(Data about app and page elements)
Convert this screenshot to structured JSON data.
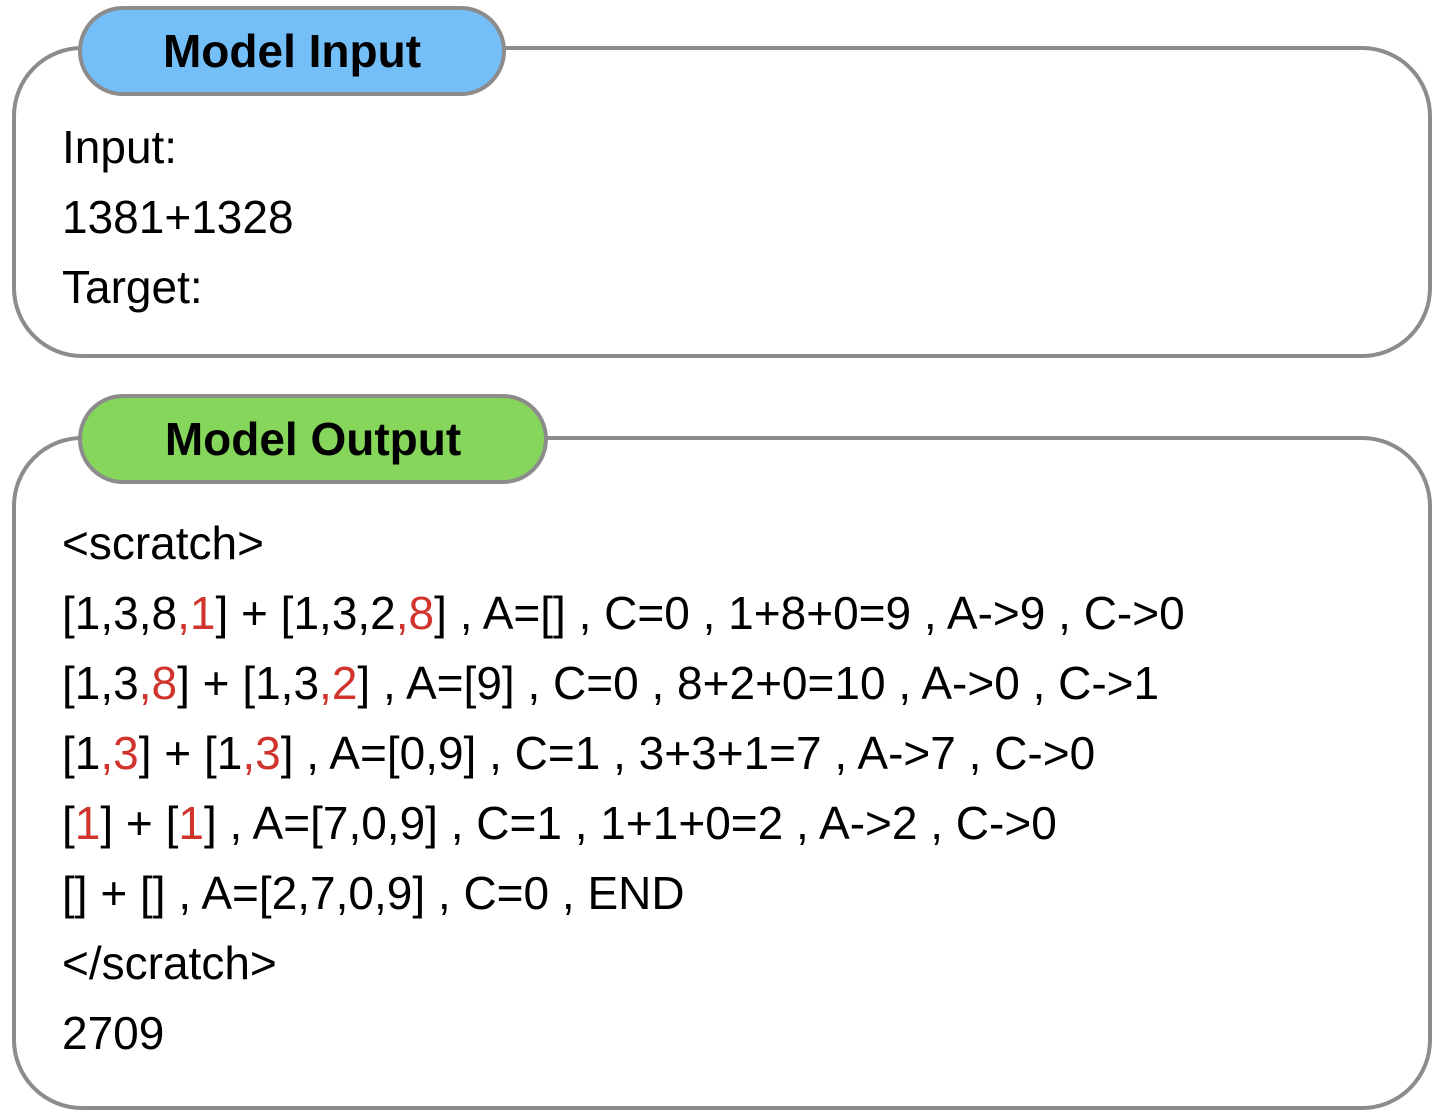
{
  "input_panel": {
    "title": "Model Input",
    "title_color": "#74bff8",
    "lines": [
      "Input:",
      "1381+1328",
      "Target:"
    ]
  },
  "output_panel": {
    "title": "Model Output",
    "title_color": "#85d65a",
    "highlight_color": "#d0342c",
    "lines": [
      [
        {
          "t": "<scratch>"
        }
      ],
      [
        {
          "t": "[1,3,8"
        },
        {
          "t": ",1",
          "hl": true
        },
        {
          "t": "] + [1,3,2"
        },
        {
          "t": ",8",
          "hl": true
        },
        {
          "t": "] , A=[] , C=0 , 1+8+0=9 , A->9 , C->0"
        }
      ],
      [
        {
          "t": "[1,3"
        },
        {
          "t": ",8",
          "hl": true
        },
        {
          "t": "] + [1,3"
        },
        {
          "t": ",2",
          "hl": true
        },
        {
          "t": "] , A=[9] , C=0 , 8+2+0=10 , A->0 , C->1"
        }
      ],
      [
        {
          "t": "[1"
        },
        {
          "t": ",3",
          "hl": true
        },
        {
          "t": "] + [1"
        },
        {
          "t": ",3",
          "hl": true
        },
        {
          "t": "] , A=[0,9] , C=1 , 3+3+1=7 , A->7 , C->0"
        }
      ],
      [
        {
          "t": "["
        },
        {
          "t": "1",
          "hl": true
        },
        {
          "t": "] + ["
        },
        {
          "t": "1",
          "hl": true
        },
        {
          "t": "] , A=[7,0,9] , C=1 , 1+1+0=2 , A->2 , C->0"
        }
      ],
      [
        {
          "t": "[] + [] , A=[2,7,0,9] , C=0 , END"
        }
      ],
      [
        {
          "t": "</scratch>"
        }
      ],
      [
        {
          "t": "2709"
        }
      ]
    ]
  }
}
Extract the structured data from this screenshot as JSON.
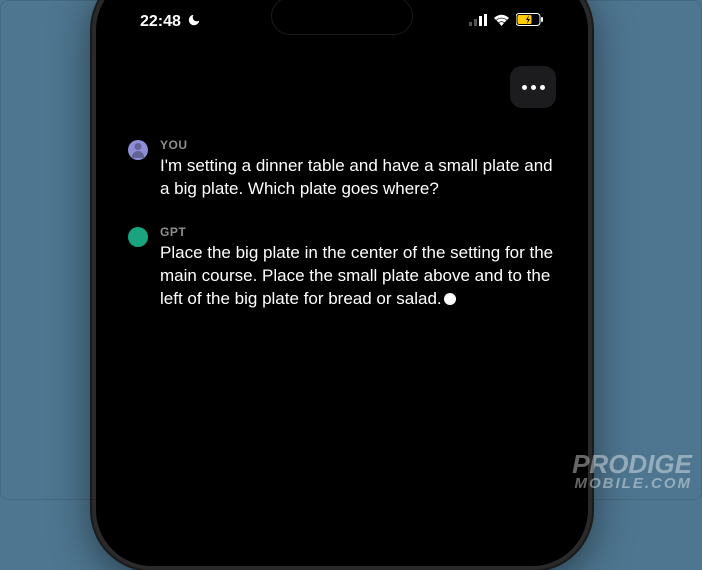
{
  "status_bar": {
    "time": "22:48",
    "dnd_active": true
  },
  "more_button": {
    "label": "More options"
  },
  "chat": [
    {
      "sender_label": "YOU",
      "avatar_color": "#8e8ed8",
      "text": "I'm setting a dinner table and have a small plate and a big plate. Which plate goes where?"
    },
    {
      "sender_label": "GPT",
      "avatar_color": "#19a37f",
      "text": "Place the big plate in the center of the setting for the main course. Place the small plate above and to the left of the big plate for bread or salad.",
      "typing_cursor": true
    }
  ],
  "watermark": {
    "line1": "PRODIGE",
    "line2": "MOBILE.COM"
  }
}
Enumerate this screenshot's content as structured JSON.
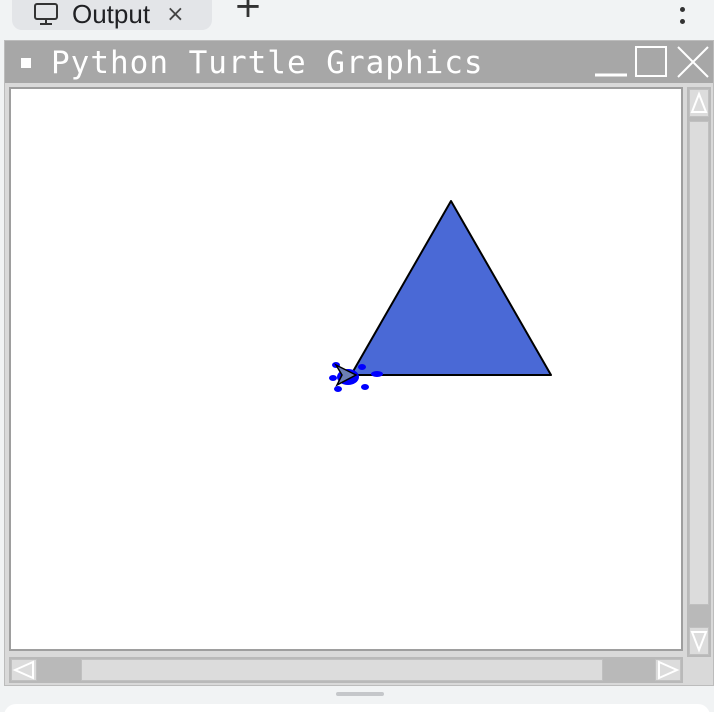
{
  "tabbar": {
    "tab": {
      "label": "Output",
      "icon": "monitor-icon",
      "close_glyph": "×"
    },
    "new_tab_glyph": "+",
    "menu_icon": "kebab-menu-icon"
  },
  "turtle_window": {
    "title": "Python Turtle Graphics",
    "controls": [
      "minimize-icon",
      "maximize-icon",
      "close-icon"
    ],
    "canvas": {
      "background": "#ffffff",
      "triangle": {
        "fill": "#4a69d6",
        "stroke": "#000000"
      },
      "turtle_color": "#0000ff"
    }
  },
  "colors": {
    "titlebar": "#a7a7a7",
    "chrome": "#d9d9d9",
    "scroll_track": "#b9b9b9",
    "page_bg": "#f1f3f4"
  }
}
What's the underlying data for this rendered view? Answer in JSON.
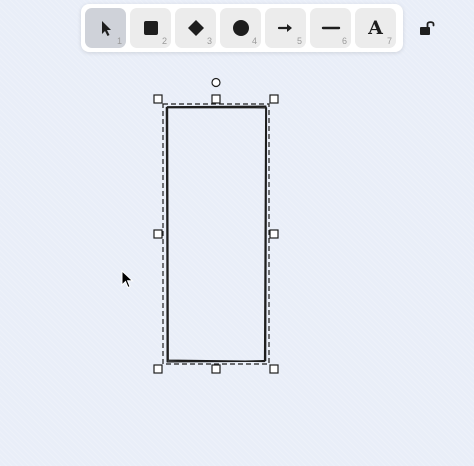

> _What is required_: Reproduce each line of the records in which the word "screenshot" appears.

> _Output of the task_:
Convert this screenshot to structured JSON data.
Extract the structured data from this screenshot as JSON.
Enumerate this screenshot's content as structured JSON.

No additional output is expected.